- Literally on the other hand, the left hand sensors trigger drone notes.
- Eight sensors on the back spine trigger octave shifts, being accessed with the thumb by twisting the Neod in the hands. This gives the instrument a vast nine octave range which covers the full spectrum of human hearing.
- Finally, tilting the instrument from side to side controls volume (and an additional low pass filter) while tilting it forwards and backwards controls reverb (and a little distortion).
It may all sound very complicated, but it looks and sounds very natural in Erik’s trained hands. To my ears it has a wonderful pipe-like quality that is ideally suited to traditional music, with its microtonality bringing an additional exotic dimension.

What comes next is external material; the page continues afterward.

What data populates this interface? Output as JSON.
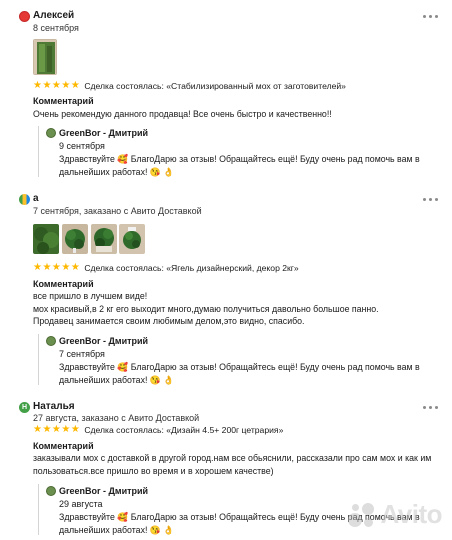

Carolan (and Steve) are honoured to be asked to accompany a performance of Erik’s tune Thank You for Feedback at the festival. It’s in the style of a Polska in 9/8 timing, but with an unusual beat. Indeed, this beat is the source of its unusual name – a friend of Erik’s captured the beat from a contact microphone feeding back, thought it was interesting, and sent it to him. Initially, it took us a while to figure it out, but some extra help from Erik and a short rehearsal later, we were ready to go. We hope you like the tune as much as we did. Here’s hoping we get to accompany Erik and his wonderful Neod again in the future.